> [EXERCISE OBJECTIVE] Examine the records below and count how many lines contain the string "网站用户". Give only the number.

> [EXERCISE MATERIALS]

»»

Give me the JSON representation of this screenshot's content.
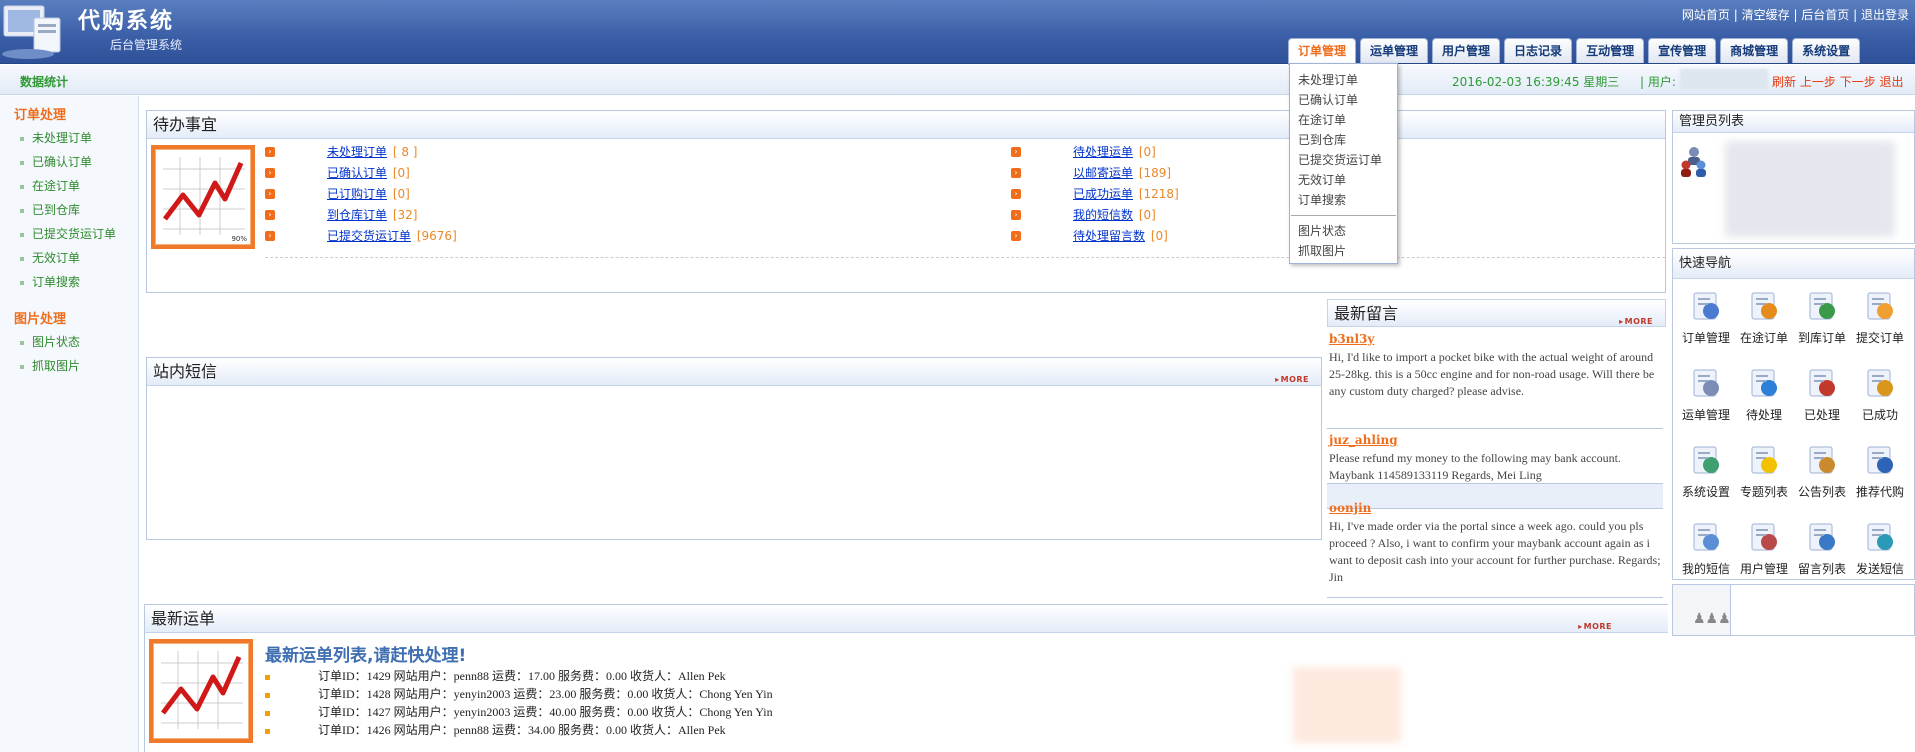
{
  "header": {
    "title": "代购系统",
    "subtitle": "后台管理系统",
    "top_links": [
      "网站首页",
      "清空缓存",
      "后台首页",
      "退出登录"
    ]
  },
  "tabs": [
    {
      "label": "订单管理",
      "active": true
    },
    {
      "label": "运单管理"
    },
    {
      "label": "用户管理"
    },
    {
      "label": "日志记录"
    },
    {
      "label": "互动管理"
    },
    {
      "label": "宣传管理"
    },
    {
      "label": "商城管理"
    },
    {
      "label": "系统设置"
    }
  ],
  "subbar": {
    "stat_label": "数据统计",
    "datetime": "2016-02-03 16:39:45 星期三",
    "user_label": "| 用户:",
    "actions": [
      "刷新",
      "上一步",
      "下一步",
      "退出"
    ]
  },
  "sidebar": {
    "sections": [
      {
        "title": "订单处理",
        "items": [
          "未处理订单",
          "已确认订单",
          "在途订单",
          "已到仓库",
          "已提交货运订单",
          "无效订单",
          "订单搜索"
        ]
      },
      {
        "title": "图片处理",
        "items": [
          "图片状态",
          "抓取图片"
        ]
      }
    ]
  },
  "dropdown": {
    "items": [
      "未处理订单",
      "已确认订单",
      "在途订单",
      "已到仓库",
      "已提交货运订单",
      "无效订单",
      "订单搜索",
      "图片状态",
      "抓取图片"
    ]
  },
  "todo": {
    "title": "待办事宜",
    "left": [
      {
        "label": "未处理订单",
        "count": "[ 8 ]"
      },
      {
        "label": "已确认订单",
        "count": "[0]"
      },
      {
        "label": "已订购订单",
        "count": "[0]"
      },
      {
        "label": "到仓库订单",
        "count": "[32]"
      },
      {
        "label": "已提交货运订单",
        "count": "[9676]"
      }
    ],
    "right": [
      {
        "label": "待处理运单",
        "count": "[0]"
      },
      {
        "label": "以邮寄运单",
        "count": "[189]"
      },
      {
        "label": "已成功运单",
        "count": "[1218]"
      },
      {
        "label": "我的短信数",
        "count": "[0]"
      },
      {
        "label": "待处理留言数",
        "count": "[0]"
      }
    ],
    "icon_label": "90%"
  },
  "sms_panel": {
    "title": "站内短信",
    "more": "MORE"
  },
  "messages": {
    "title": "最新留言",
    "more": "MORE",
    "items": [
      {
        "user": "b3nl3y",
        "text": "Hi, I'd like to import a pocket bike with the actual weight of around 25-28kg. this is a 50cc engine and for non-road usage. Will there be any custom duty charged? please advise."
      },
      {
        "user": "juz_ahling",
        "text": "Please refund my money to the following may bank account. Maybank 114589133119 Regards, Mei Ling"
      },
      {
        "user": "oonjin",
        "text": "Hi, I've made order via the portal since a week ago. could you pls proceed ? Also, i want to confirm your maybank account again as i want to deposit cash into your account for further purchase. Regards; Jin"
      }
    ]
  },
  "admin_panel": {
    "title": "管理员列表"
  },
  "quick_nav": {
    "title": "快速导航",
    "items": [
      {
        "label": "订单管理",
        "icon": "order-icon"
      },
      {
        "label": "在途订单",
        "icon": "transit-icon"
      },
      {
        "label": "到库订单",
        "icon": "warehouse-icon"
      },
      {
        "label": "提交订单",
        "icon": "submit-icon"
      },
      {
        "label": "运单管理",
        "icon": "waybill-icon"
      },
      {
        "label": "待处理",
        "icon": "pending-icon"
      },
      {
        "label": "已处理",
        "icon": "processed-icon"
      },
      {
        "label": "已成功",
        "icon": "success-icon"
      },
      {
        "label": "系统设置",
        "icon": "settings-icon"
      },
      {
        "label": "专题列表",
        "icon": "star-icon"
      },
      {
        "label": "公告列表",
        "icon": "notice-icon"
      },
      {
        "label": "推荐代购",
        "icon": "recommend-icon"
      },
      {
        "label": "我的短信",
        "icon": "sms-icon"
      },
      {
        "label": "用户管理",
        "icon": "users-icon"
      },
      {
        "label": "留言列表",
        "icon": "comments-icon"
      },
      {
        "label": "发送短信",
        "icon": "send-sms-icon"
      }
    ]
  },
  "orders": {
    "title": "最新运单",
    "more": "MORE",
    "subtitle": "最新运单列表,请赶快处理!",
    "rows": [
      {
        "text": "订单ID：1429 网站用户：penn88 运费：17.00 服务费：0.00 收货人：Allen Pek"
      },
      {
        "text": "订单ID：1428 网站用户：yenyin2003 运费：23.00 服务费：0.00 收货人：Chong Yen Yin"
      },
      {
        "text": "订单ID：1427 网站用户：yenyin2003 运费：40.00 服务费：0.00 收货人：Chong Yen Yin"
      },
      {
        "text": "订单ID：1426 网站用户：penn88 运费：34.00 服务费：0.00 收货人：Allen Pek"
      }
    ]
  },
  "colors": {
    "accent": "#f06d1b",
    "header": "#3a5ea6",
    "green": "#2f9a35",
    "link": "#0033cc"
  }
}
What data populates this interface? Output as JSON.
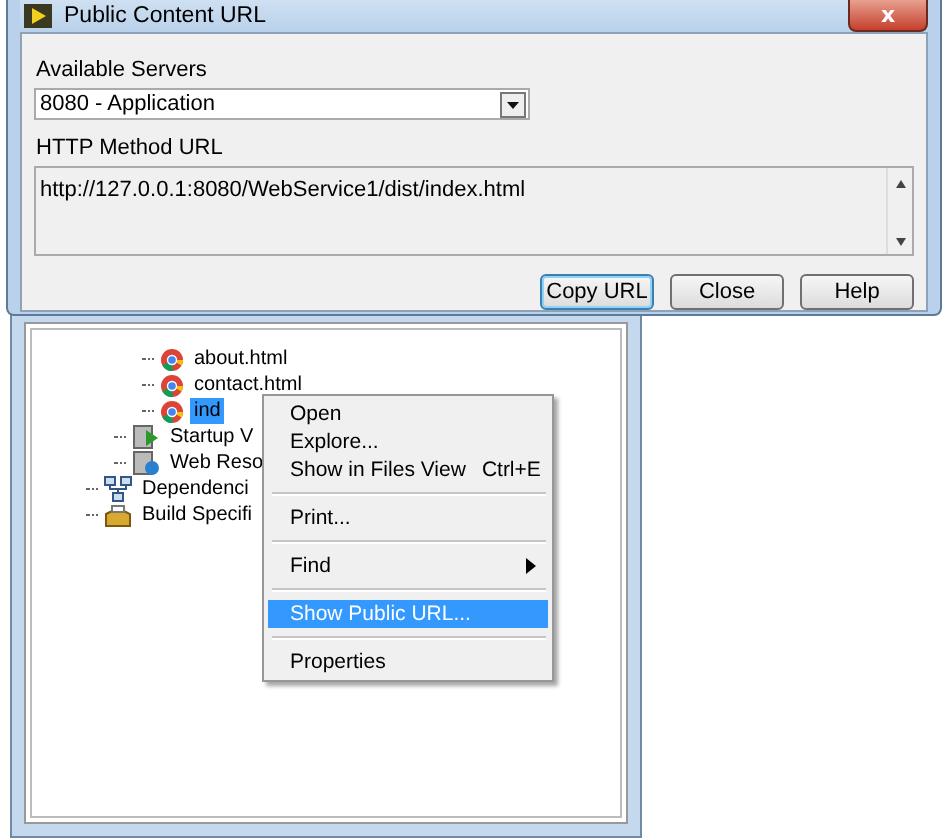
{
  "dialog": {
    "title": "Public Content URL",
    "close_glyph": "x",
    "servers_label": "Available Servers",
    "server_value": "8080 - Application",
    "url_label": "HTTP Method URL",
    "url_value": "http://127.0.0.1:8080/WebService1/dist/index.html",
    "buttons": [
      {
        "label": "Copy URL",
        "default": true
      },
      {
        "label": "Close",
        "default": false
      },
      {
        "label": "Help",
        "default": false
      }
    ]
  },
  "tree": [
    {
      "children": [
        {
          "children": [
            {
              "label": "about.html",
              "kind": "html",
              "selected": false
            },
            {
              "label": "contact.html",
              "kind": "html",
              "selected": false
            },
            {
              "label": "ind",
              "kind": "html",
              "selected": true
            }
          ]
        },
        {
          "label": "Startup V",
          "kind": "startup",
          "selected": false
        },
        {
          "label": "Web Reso",
          "kind": "web",
          "selected": false
        }
      ]
    },
    {
      "label": "Dependenci",
      "kind": "dependencies",
      "selected": false
    },
    {
      "label": "Build Specifi",
      "kind": "build",
      "selected": false
    }
  ],
  "context_menu": [
    {
      "kind": "item",
      "label": "Open",
      "selected": false
    },
    {
      "kind": "item",
      "label": "Explore...",
      "selected": false
    },
    {
      "kind": "item",
      "label": "Show in Files View",
      "shortcut": "Ctrl+E",
      "selected": false
    },
    {
      "kind": "separator"
    },
    {
      "kind": "item",
      "label": "Print...",
      "selected": false
    },
    {
      "kind": "separator"
    },
    {
      "kind": "item",
      "label": "Find",
      "submenu": true,
      "selected": false
    },
    {
      "kind": "separator"
    },
    {
      "kind": "item",
      "label": "Show Public URL...",
      "selected": true
    },
    {
      "kind": "separator"
    },
    {
      "kind": "item",
      "label": "Properties",
      "selected": false
    }
  ]
}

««

> [TASK SOLUTION] 4